There is so much to know about the material we all use in our hobby/craft/trade - wood! We will give you useable information on different woods and how to choose appropriate lumber to help you learn to better use this versatile substance. 

We'll get things started off with an in-depth look at beech wood and add on from there...

Botanical name: Fagus Grandifolia

Beech is actually the family oak comes from. There are only two kinds of beech: North American and European. It has a unique bark that lends itself to having amorous couples carve their initials in it. The nut is edible, and many people may recognize this name from Beech-Nut gum. It is mostly found east of the Mississippi, from valleys to the tops of hills. It needs moist soil and we call it a "swamp wood" due to its loving wet conditions for growth. It has a high moisture content and is subject to shrinking and cracking when drying. As a "swamp wood," it will have a sour taste when licked (yes, we lick our wood here at WWR).
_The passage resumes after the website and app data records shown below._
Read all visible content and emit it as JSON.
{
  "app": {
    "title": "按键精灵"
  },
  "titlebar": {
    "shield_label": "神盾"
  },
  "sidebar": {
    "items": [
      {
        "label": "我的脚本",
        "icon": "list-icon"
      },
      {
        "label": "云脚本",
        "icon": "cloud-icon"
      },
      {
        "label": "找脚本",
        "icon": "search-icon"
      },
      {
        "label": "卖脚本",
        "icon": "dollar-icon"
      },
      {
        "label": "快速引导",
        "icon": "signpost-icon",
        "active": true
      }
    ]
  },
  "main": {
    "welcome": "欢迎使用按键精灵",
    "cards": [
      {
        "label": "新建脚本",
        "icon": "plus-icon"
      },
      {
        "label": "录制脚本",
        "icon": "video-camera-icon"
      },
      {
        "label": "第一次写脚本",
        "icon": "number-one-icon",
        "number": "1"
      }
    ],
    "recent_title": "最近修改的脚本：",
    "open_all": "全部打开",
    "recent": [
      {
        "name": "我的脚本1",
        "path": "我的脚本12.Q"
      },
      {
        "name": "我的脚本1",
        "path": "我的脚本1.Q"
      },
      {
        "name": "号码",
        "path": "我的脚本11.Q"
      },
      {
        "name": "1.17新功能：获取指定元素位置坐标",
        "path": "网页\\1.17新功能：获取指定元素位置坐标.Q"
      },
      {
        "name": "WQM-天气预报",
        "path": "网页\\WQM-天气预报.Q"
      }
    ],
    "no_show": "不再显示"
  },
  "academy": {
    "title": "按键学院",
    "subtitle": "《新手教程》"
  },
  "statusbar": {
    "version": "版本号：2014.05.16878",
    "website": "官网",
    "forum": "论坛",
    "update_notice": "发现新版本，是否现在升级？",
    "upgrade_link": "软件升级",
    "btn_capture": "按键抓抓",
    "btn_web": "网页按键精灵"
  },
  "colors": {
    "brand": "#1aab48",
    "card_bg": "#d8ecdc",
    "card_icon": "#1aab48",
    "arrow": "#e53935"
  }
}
Beech only represents 1/2 percent of the wood commercially available to the public. Birch wood is sometimes mistaken for beech wood (beech does has smaller pores than birch). Beech can be pale but also can be subject to many different colorations due to uptake of different nutrients from the soil.

Most prominently used for food-preparation utensils, textile bobbins and snuff boxes. Beech is also excellent for hand-saw handles and was a main replacement after the apple supply disappeared. Disston used beech wood for handles even at the turn of the 19th century. Beech is flexible, with excellent elasticity, and often used in steam and other bending. It was a chief wood in making molding planes for its durability and high strength.

Beech tools very well and planes to a very smooth surface, and it takes screws and nails very well (pilot holes are strongly recommended). It is a small-pored, diffuse-porous wood that is not terribly happy about taking stain. Oil is the preferred finish and it can be buffed to a high lustre, especially on a lathe (beech turns very well). Shellac is also acceptable.

Planing requires a tight mouth on the plane, but the diffuse-pore structure allows high-angle block planing if you don't have an adjustable-mouth plane. Beech is one of the few woods that scraping and sanding have similar good effects on. Pares easily with 30-degree angle on the chisel bevel, but you will need at least a 20-degree angle if you are mortising.

One nasty thing about "swamp wood," however, once liberated from its moist growing conditions, it prefers to never return there. Beech and other "swamp woods" like poplar and sycamore tend to rot easily when exposed to moisture. For this reason, they should not be used in exterior conditions. Bugs think these "swamp woods" are delicious buffets, so they must be protected from infestation. For this reason these woods spalt quickly and readily.